- Singaporeans need to have more space and freedom to critically discuss issues in the open – and not just at The Speaker’s Corner, or online platforms that the government thinks need not be taken seriously. The government needs to facilitate open discussions where Singaporeans are able to critically and constructively appreciate issues, and this means the government has to let go of the thinking that they cannot “lose face”. PM Lee had said sorry at the last general election and Singaporeans appreciate it. It is perhaps time that the government learns to admit to its mistakes and for Singaporeans to accept that things do not go smoothly sometimes, as NParks had recently did over the issue of their purchase of foldable bikes.
- Along with this, Singaporeans need to be given the opportunity to discuss racial and religious issues and not pretend that things such as racism and religious disagreements do not occur. They do occur, but how can we learn to deal with them in mature ways. Singapore is well-placed for discussions such as these to occur, in a multi-cultural society such as ours. How can we learn to say – you have your views and I have mine, and we will learn to respect one another’s views; and not to say that you have your views, they are wrong, but I will keep quiet about it even if I disagree.
- Finally, Singaporeans need to be given a platform where we are allowed to understand the prevailing sentiments among Singaporeans. Currently, the government gets to set the overall discourse. Singaporeans are conservative. Singaporeans are multi-cultural. Singaporeans are courtesy. But what is the truth? What do Singaporeans really think? We have reached a stage in our development where Singaporeans have reached an intellectual maturity to critically be able to appreciate issues, yet they are not given the space to do so. Many Singaporeans have thus chosen to be socially and politically apathetic, so much so that it has become a “natural” part of ourselves. Is this what Singaporeans want to be? Or is this what the government actually hopes to be? Singaporeans can be part of the solution. And to do so, we need the information, and we need the skills to critically appreciate and to come out with innovative solutions. Question is, can the government trust itself and trust Singaporeans that Singaporeans can be part of your solution – or rather, can we, the people who voted you in, trust you, to work with us for our interests?
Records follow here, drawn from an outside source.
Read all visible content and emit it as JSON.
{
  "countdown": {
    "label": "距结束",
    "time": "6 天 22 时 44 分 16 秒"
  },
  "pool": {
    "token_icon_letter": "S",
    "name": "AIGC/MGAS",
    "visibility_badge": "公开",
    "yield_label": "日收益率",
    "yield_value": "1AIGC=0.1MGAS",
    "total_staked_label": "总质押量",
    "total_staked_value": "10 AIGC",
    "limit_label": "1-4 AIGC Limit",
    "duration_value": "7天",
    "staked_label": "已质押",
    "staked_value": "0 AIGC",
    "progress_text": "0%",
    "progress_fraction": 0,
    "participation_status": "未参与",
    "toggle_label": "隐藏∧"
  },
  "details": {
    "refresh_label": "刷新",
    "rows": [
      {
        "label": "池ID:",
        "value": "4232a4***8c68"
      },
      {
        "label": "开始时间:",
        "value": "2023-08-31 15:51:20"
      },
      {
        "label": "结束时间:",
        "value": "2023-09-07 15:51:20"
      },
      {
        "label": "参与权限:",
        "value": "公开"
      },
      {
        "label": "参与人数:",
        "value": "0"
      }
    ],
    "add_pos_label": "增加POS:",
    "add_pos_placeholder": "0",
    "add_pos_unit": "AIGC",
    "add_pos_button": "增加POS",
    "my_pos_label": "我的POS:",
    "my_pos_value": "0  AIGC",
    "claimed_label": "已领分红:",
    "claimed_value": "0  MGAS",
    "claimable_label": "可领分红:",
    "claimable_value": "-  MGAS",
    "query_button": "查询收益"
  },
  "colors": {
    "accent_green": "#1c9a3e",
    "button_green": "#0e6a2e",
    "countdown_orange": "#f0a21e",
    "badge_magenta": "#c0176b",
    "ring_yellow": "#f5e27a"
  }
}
So finally, I agree with our government – it takes two hands to clap and we need to play our part. But what it really means is that our government has to also clap on their end, so that we can clap with them. And the government needs to play its part. The prevailing discourse has been for Singaporeans to play our part, to agree with and to support the government’s policies and discourse. But the government cannot be the only one to set the discourse. Singapore has reached maturity where the government no longer has monopoly over solutions for the country. It needs its people to play alongside with it, and thus when we say it takes two hands to clap, the government has to clap alongside ours, and not just us alongside the government.